|Input parameter||Data source|
|Breeding duck pair estimates||This study, following methods of Cowardin et al. (1995)|
|W, percentage of wetland basins containing water||This study, using aerial videography|
|α, index to nesting intensity derived from W||Cowardin et al. (1995): equation 6|
|Nesting habitat preference of female ducks||NPWRCa files analyzed for this study following methods of Klett et al. (1988)|
|Area of available nesting habitat||This study|
|Duck nest success|
|CRP and planted cover||This study|
| Other nesting cover types
(grassland, hayland, cropland, etc.)
|NPWRC nest files analyzed for this study following methods of Klett et al. (1998)|
|Z, survival rate of broods||This study, using model from Krapu et al. (2000)|
|B, average brood size at fledging||Cowardin et al. (1995)|
|a U.S. Geological Survey, Northern Prairie Wildlife Research Center.|

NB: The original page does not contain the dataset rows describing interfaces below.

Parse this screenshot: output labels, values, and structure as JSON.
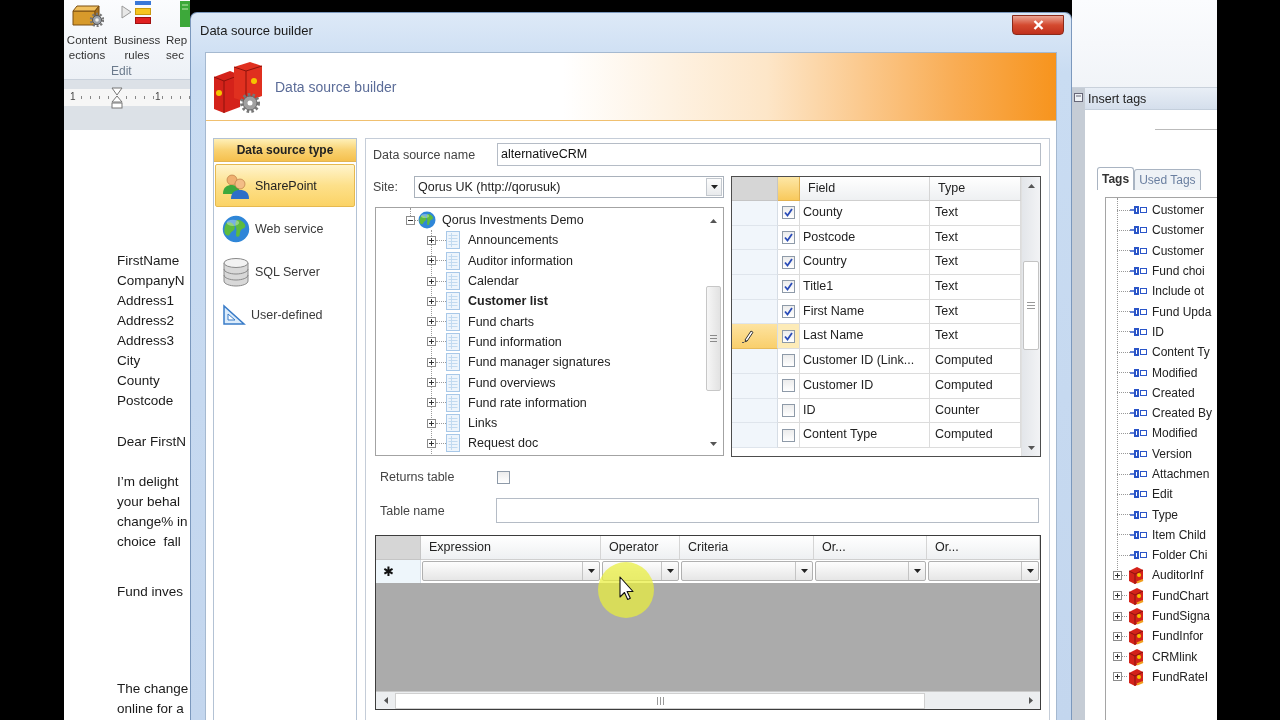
{
  "word": {
    "ribbon_buttons": [
      {
        "kind": "toolbox",
        "lines": [
          "Content",
          "ections"
        ]
      },
      {
        "kind": "rules",
        "lines": [
          "Business",
          "rules"
        ]
      },
      {
        "kind": "sheet",
        "lines": [
          "Rep",
          "sec"
        ]
      }
    ],
    "ribbon_group": "Edit",
    "ruler_numbers": [
      "1",
      "1"
    ],
    "document": [
      {
        "lines": [
          "FirstName",
          "CompanyN",
          "Address1",
          "Address2",
          "Address3",
          "City",
          "County",
          "Postcode"
        ]
      },
      {
        "lines": [
          "Dear FirstN"
        ]
      },
      {
        "lines": [
          "I’m delight",
          "your behal",
          "change% in",
          "choice  fall"
        ]
      },
      {
        "lines": [
          "Fund inves"
        ]
      },
      {
        "lines": [
          "The change",
          "online for a"
        ]
      }
    ]
  },
  "dialog": {
    "title": "Data source builder",
    "header": "Data source builder",
    "source_types": {
      "title": "Data source type",
      "items": [
        {
          "kind": "sharepoint",
          "label": "SharePoint",
          "selected": true
        },
        {
          "kind": "web",
          "label": "Web service",
          "selected": false
        },
        {
          "kind": "sql",
          "label": "SQL Server",
          "selected": false
        },
        {
          "kind": "custom",
          "label": "User-defined",
          "selected": false
        }
      ]
    },
    "name_field": {
      "label": "Data source name",
      "value": "alternativeCRM"
    },
    "site": {
      "label": "Site:",
      "value": "Qorus UK (http://qorusuk)"
    },
    "tree": {
      "label": "Qorus Investments Demo",
      "expanded": true,
      "selected": false,
      "children": [
        {
          "label": "Announcements",
          "expanded": false,
          "selected": false
        },
        {
          "label": "Auditor information",
          "expanded": false,
          "selected": false
        },
        {
          "label": "Calendar",
          "expanded": false,
          "selected": false
        },
        {
          "label": "Customer list",
          "expanded": false,
          "selected": true
        },
        {
          "label": "Fund charts",
          "expanded": false,
          "selected": false
        },
        {
          "label": "Fund information",
          "expanded": false,
          "selected": false
        },
        {
          "label": "Fund manager signatures",
          "expanded": false,
          "selected": false
        },
        {
          "label": "Fund overviews",
          "expanded": false,
          "selected": false
        },
        {
          "label": "Fund rate information",
          "expanded": false,
          "selected": false
        },
        {
          "label": "Links",
          "expanded": false,
          "selected": false
        },
        {
          "label": "Request doc",
          "expanded": false,
          "selected": false
        }
      ]
    },
    "fields": {
      "columns": [
        "Field",
        "Type"
      ],
      "rows": [
        {
          "field": "County",
          "type": "Text",
          "checked": true,
          "current": false
        },
        {
          "field": "Postcode",
          "type": "Text",
          "checked": true,
          "current": false
        },
        {
          "field": "Country",
          "type": "Text",
          "checked": true,
          "current": false
        },
        {
          "field": "Title1",
          "type": "Text",
          "checked": true,
          "current": false
        },
        {
          "field": "First Name",
          "type": "Text",
          "checked": true,
          "current": false
        },
        {
          "field": "Last Name",
          "type": "Text",
          "checked": true,
          "current": true
        },
        {
          "field": "Customer ID (Link...",
          "type": "Computed",
          "checked": false,
          "current": false
        },
        {
          "field": "Customer ID",
          "type": "Computed",
          "checked": false,
          "current": false
        },
        {
          "field": "ID",
          "type": "Counter",
          "checked": false,
          "current": false
        },
        {
          "field": "Content Type",
          "type": "Computed",
          "checked": false,
          "current": false
        }
      ]
    },
    "returns_table": {
      "label": "Returns table",
      "checked": false
    },
    "table_name": {
      "label": "Table name"
    },
    "criteria": {
      "columns": [
        "Expression",
        "Operator",
        "Criteria",
        "Or...",
        "Or..."
      ],
      "new_row_marker": "✱"
    }
  },
  "insert_tags": {
    "title": "Insert tags",
    "tabs": [
      {
        "label": "Tags",
        "selected": true
      },
      {
        "label": "Used Tags",
        "selected": false
      }
    ],
    "items": [
      {
        "kind": "field",
        "label": "Customer"
      },
      {
        "kind": "field",
        "label": "Customer"
      },
      {
        "kind": "field",
        "label": "Customer"
      },
      {
        "kind": "field",
        "label": "Fund choi"
      },
      {
        "kind": "field",
        "label": "Include ot"
      },
      {
        "kind": "field",
        "label": "Fund Upda"
      },
      {
        "kind": "field",
        "label": "ID"
      },
      {
        "kind": "field",
        "label": "Content Ty"
      },
      {
        "kind": "field",
        "label": "Modified"
      },
      {
        "kind": "field",
        "label": "Created"
      },
      {
        "kind": "field",
        "label": "Created By"
      },
      {
        "kind": "field",
        "label": "Modified"
      },
      {
        "kind": "field",
        "label": "Version"
      },
      {
        "kind": "field",
        "label": "Attachmen"
      },
      {
        "kind": "field",
        "label": "Edit"
      },
      {
        "kind": "field",
        "label": "Type"
      },
      {
        "kind": "field",
        "label": "Item Child"
      },
      {
        "kind": "field",
        "label": "Folder Chi"
      },
      {
        "kind": "group",
        "label": "AuditorInf",
        "expanded": false
      },
      {
        "kind": "group",
        "label": "FundChart",
        "expanded": false
      },
      {
        "kind": "group",
        "label": "FundSigna",
        "expanded": false
      },
      {
        "kind": "group",
        "label": "FundInfor",
        "expanded": false
      },
      {
        "kind": "group",
        "label": "CRMlink",
        "expanded": false
      },
      {
        "kind": "group",
        "label": "FundRateI",
        "expanded": false
      }
    ]
  }
}
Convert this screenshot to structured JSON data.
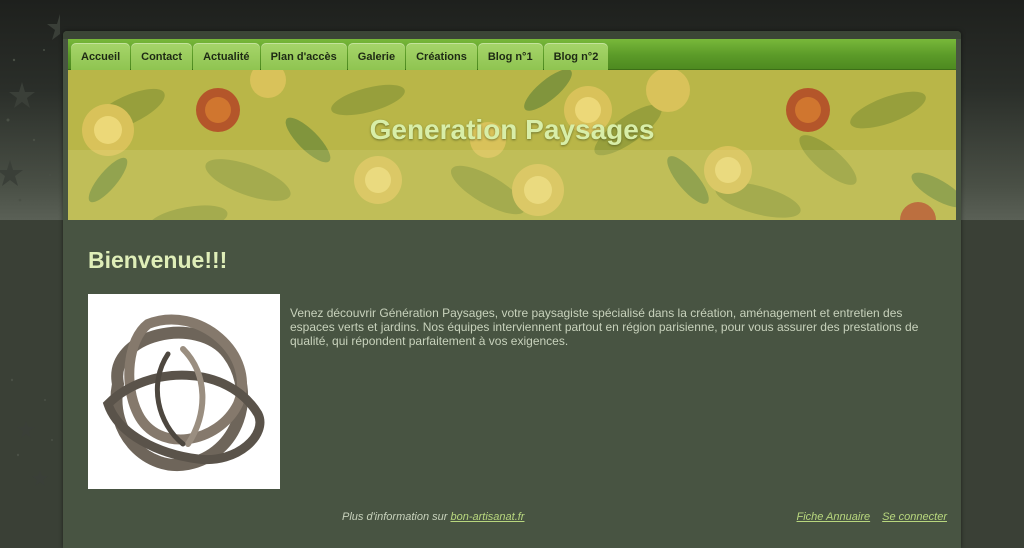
{
  "nav": {
    "items": [
      {
        "label": "Accueil"
      },
      {
        "label": "Contact"
      },
      {
        "label": "Actualité"
      },
      {
        "label": "Plan d'accès"
      },
      {
        "label": "Galerie"
      },
      {
        "label": "Créations"
      },
      {
        "label": "Blog n°1"
      },
      {
        "label": "Blog n°2"
      }
    ]
  },
  "banner": {
    "site_title": "Generation Paysages"
  },
  "main": {
    "heading": "Bienvenue!!!",
    "intro": "Venez découvrir Génération Paysages, votre paysagiste spécialisé dans la création, aménagement et entretien des espaces verts et jardins. Nos équipes interviennent partout en région parisienne, pour vous assurer des prestations de qualité, qui répondent parfaitement à vos exigences."
  },
  "footer": {
    "more_info_prefix": "Plus d'information sur ",
    "more_info_link": "bon-artisanat.fr",
    "directory_link": "Fiche Annuaire",
    "login_link": "Se connecter"
  },
  "colors": {
    "nav_bar": "#5b9a28",
    "nav_tab": "#a6d56a",
    "page_bg": "#485442",
    "heading": "#dfeeb8",
    "link": "#b8d77e"
  }
}
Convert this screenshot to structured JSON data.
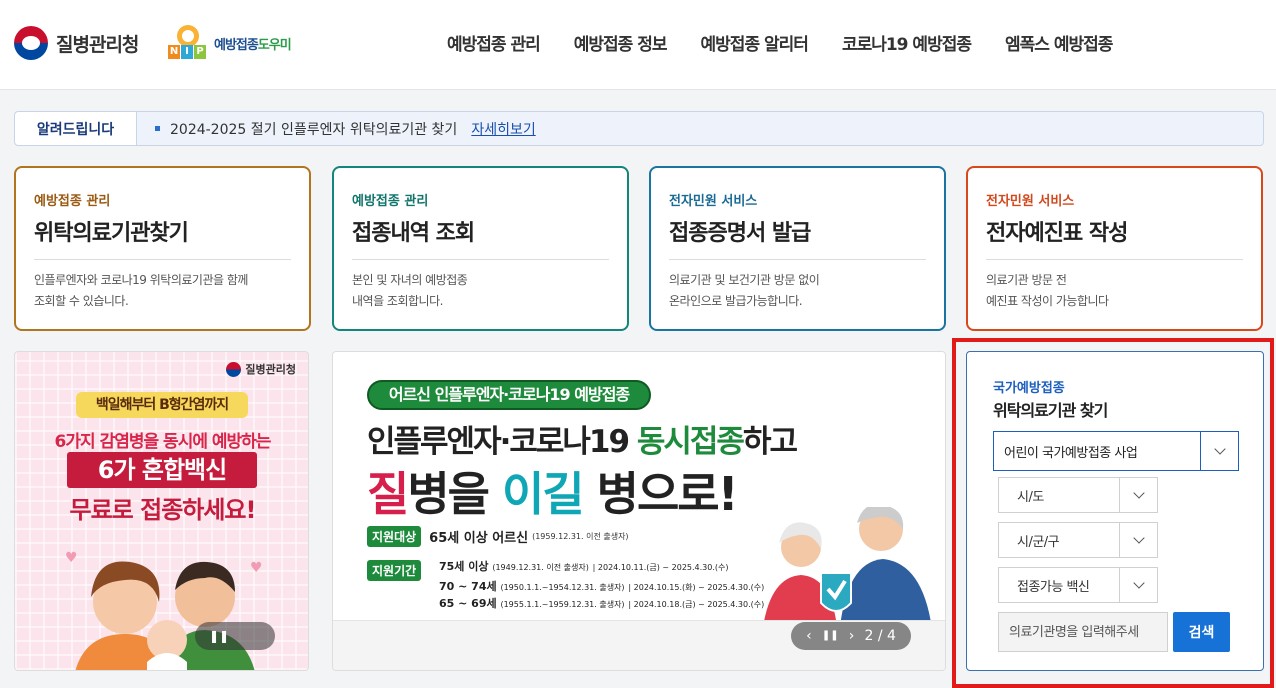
{
  "header": {
    "kdca_logo_text": "질병관리청",
    "nip_letters": [
      "N",
      "I",
      "P"
    ],
    "nip_text_main": "예방접종",
    "nip_text_accent": "도우미",
    "nav": [
      "예방접종 관리",
      "예방접종 정보",
      "예방접종 알리터",
      "코로나19 예방접종",
      "엠폭스 예방접종"
    ]
  },
  "notice": {
    "label": "알려드립니다",
    "text": "2024-2025 절기 인플루엔자 위탁의료기관 찾기",
    "link": "자세히보기"
  },
  "cards": [
    {
      "category": "예방접종 관리",
      "title": "위탁의료기관찾기",
      "desc1": "인플루엔자와 코로나19 위탁의료기관을 함께",
      "desc2": "조회할 수 있습니다."
    },
    {
      "category": "예방접종 관리",
      "title": "접종내역 조회",
      "desc1": "본인 및 자녀의 예방접종",
      "desc2": "내역을 조회합니다."
    },
    {
      "category": "전자민원 서비스",
      "title": "접종증명서 발급",
      "desc1": "의료기관 및 보건기관 방문 없이",
      "desc2": "온라인으로 발급가능합니다."
    },
    {
      "category": "전자민원 서비스",
      "title": "전자예진표 작성",
      "desc1": "의료기관 방문 전",
      "desc2": "예진표 작성이 가능합니다"
    }
  ],
  "banner1": {
    "logo_text": "질병관리청",
    "pill": "백일해부터 B형간염까지",
    "line1": "6가지 감염병을 동시에 예방하는",
    "line2": "6가 혼합백신",
    "line3": "무료로 접종하세요!",
    "control": "❚❚"
  },
  "banner2": {
    "pill": "어르신 인플루엔자·코로나19 예방접종",
    "line1_a": "인플루엔자·코로나19 ",
    "line1_b": "동시접종",
    "line1_c": "하고",
    "line2_a": "질",
    "line2_b": "병을 ",
    "line2_c": "이길",
    "line2_d": " 병으로!",
    "target_tag": "지원대상",
    "target_main": "65세 이상 어르신",
    "target_sub": "(1959.12.31. 이전 출생자)",
    "period_tag": "지원기간",
    "schedule": [
      {
        "age": "75세 이상",
        "sub": "(1949.12.31. 이전 출생자)",
        "period": "| 2024.10.11.(금) ~ 2025.4.30.(수)"
      },
      {
        "age": "70 ~ 74세",
        "sub": "(1950.1.1.~1954.12.31. 출생자)",
        "period": "| 2024.10.15.(화) ~ 2025.4.30.(수)"
      },
      {
        "age": "65 ~ 69세",
        "sub": "(1955.1.1.~1959.12.31. 출생자)",
        "period": "| 2024.10.18.(금) ~ 2025.4.30.(수)"
      }
    ],
    "control": {
      "prev": "‹",
      "pause": "❚❚",
      "next": "›",
      "page": "2 / 4"
    }
  },
  "search_panel": {
    "subtitle": "국가예방접종",
    "title": "위탁의료기관 찾기",
    "program_select": "어린이 국가예방접종 사업",
    "sido_select": "시/도",
    "sigungu_select": "시/군/구",
    "vaccine_select": "접종가능 백신",
    "name_placeholder": "의료기관명을 입력해주세",
    "search_button": "검색"
  },
  "colors": {
    "highlight_border": "#e11a1a",
    "primary_blue": "#1672d6",
    "card_borders": [
      "#b0751f",
      "#13857a",
      "#1a74a0",
      "#d9481b"
    ]
  }
}
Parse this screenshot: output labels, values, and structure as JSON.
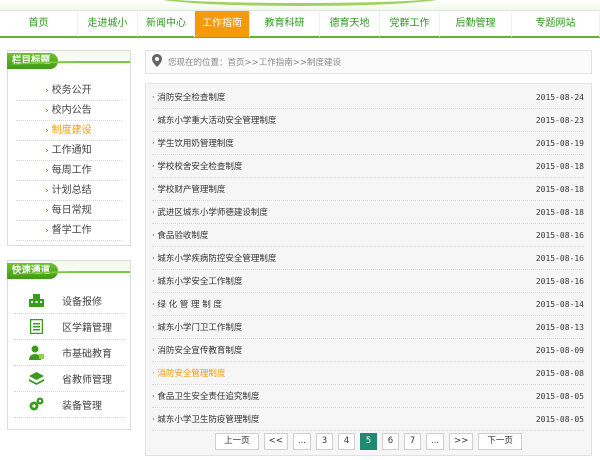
{
  "nav": {
    "items": [
      "首页",
      "走进城小",
      "新闻中心",
      "工作指南",
      "教育科研",
      "德育天地",
      "党群工作",
      "后勤管理",
      "专题网站"
    ],
    "active_index": 3
  },
  "sidebar": {
    "column_title": "栏目标题",
    "items": [
      "校务公开",
      "校内公告",
      "制度建设",
      "工作通知",
      "每周工作",
      "计划总结",
      "每日常规",
      "督学工作"
    ],
    "active_index": 2,
    "quick_title": "快速通道",
    "quick_links": [
      {
        "label": "设备报修",
        "icon": "building-icon"
      },
      {
        "label": "区学籍管理",
        "icon": "document-icon"
      },
      {
        "label": "市基础教育",
        "icon": "person-icon"
      },
      {
        "label": "省教师管理",
        "icon": "layers-icon"
      },
      {
        "label": "装备管理",
        "icon": "gears-icon"
      }
    ]
  },
  "breadcrumb": "您现在的位置：首页>>工作指南>>制度建设",
  "articles": [
    {
      "title": "消防安全检查制度",
      "date": "2015-08-24"
    },
    {
      "title": "城东小学重大活动安全管理制度",
      "date": "2015-08-23"
    },
    {
      "title": "学生饮用奶管理制度",
      "date": "2015-08-19"
    },
    {
      "title": "学校校舍安全检查制度",
      "date": "2015-08-18"
    },
    {
      "title": "学校财产管理制度",
      "date": "2015-08-18"
    },
    {
      "title": "武进区城东小学师德建设制度",
      "date": "2015-08-18"
    },
    {
      "title": "食品验收制度",
      "date": "2015-08-16"
    },
    {
      "title": "城东小学疾病防控安全管理制度",
      "date": "2015-08-16"
    },
    {
      "title": "城东小学安全工作制度",
      "date": "2015-08-16"
    },
    {
      "title": "绿 化 管 理 制 度",
      "date": "2015-08-14"
    },
    {
      "title": "城东小学门卫工作制度",
      "date": "2015-08-13"
    },
    {
      "title": "消防安全宣传教育制度",
      "date": "2015-08-09"
    },
    {
      "title": "消防安全管理制度",
      "date": "2015-08-08",
      "highlight": true
    },
    {
      "title": "食品卫生安全责任追究制度",
      "date": "2015-08-05"
    },
    {
      "title": "城东小学卫生防疫管理制度",
      "date": "2015-08-05"
    }
  ],
  "pagination": {
    "prev": "上一页",
    "first": "<<",
    "ellipsis": "...",
    "pages": [
      "3",
      "4",
      "5",
      "6",
      "7"
    ],
    "current": "5",
    "last": ">>",
    "next": "下一页"
  },
  "colors": {
    "brand_green": "#3f9a14",
    "active_orange": "#f49a0d",
    "pager_active": "#1f8a6f"
  }
}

We estimated duck production during 1992-1997 under 2 scenarios: (1) assuming actual landscape configuration (CRP present), and (2) assuming that cropland had never been converted to CRP cover. Northern Prairie Wildlife Research Center (NPWRC) maintains a repository of waterfowl nest records submitted by researchers and managers from numerous independent studies conducted throughout our study area. We used DSR estimates from nest data collected during 1990-1994 and submitted to the NPWRC Waterfowl Nest File for all habitats except CRP and WPA cover to estimate duck production under actual landscape configuration during 1992-1997. The 1990-1994 period is the most recent for which data are available that coincided with the CRP period. Because the nest file did not contain sufficient data from northeast Montana, we used DSR estimates from central North Dakota (see Klett et al. 1988) for sample plots in Montana. We used data collected on our replicates during 1992-1995 to estimate DSR in CRP and WPA cover.
To simulate duck production under the scenario in which cropland had never been converted to CRP cover, we used DSR estimates from the NPWRC Waterfowl Nest File for 1980-1984, the latest 5-year pre-CRP period. We also used the nest file to determine the preference that hens of each species display for different nesting habitats (probability that a hen will select a particular habitat for nesting, given all habitats are equally available). This analysis followed the methods of Klett et al. (1988), except that, in addition to their 1966-1984 data, we included 1985-1994 data. Preference values were derived from data for central North Dakota and were assumed to apply elsewhere in our study area. Preference for CRP, WPA, and Waterbank Program covers were assumed to be the same. Daily survival rates for nests initiated in planted cover enrolled in the USDA Waterbank Program were assumed to be the same as CRP. We used these preference values and availability of habitat types on each sample plot as inputs to our production models.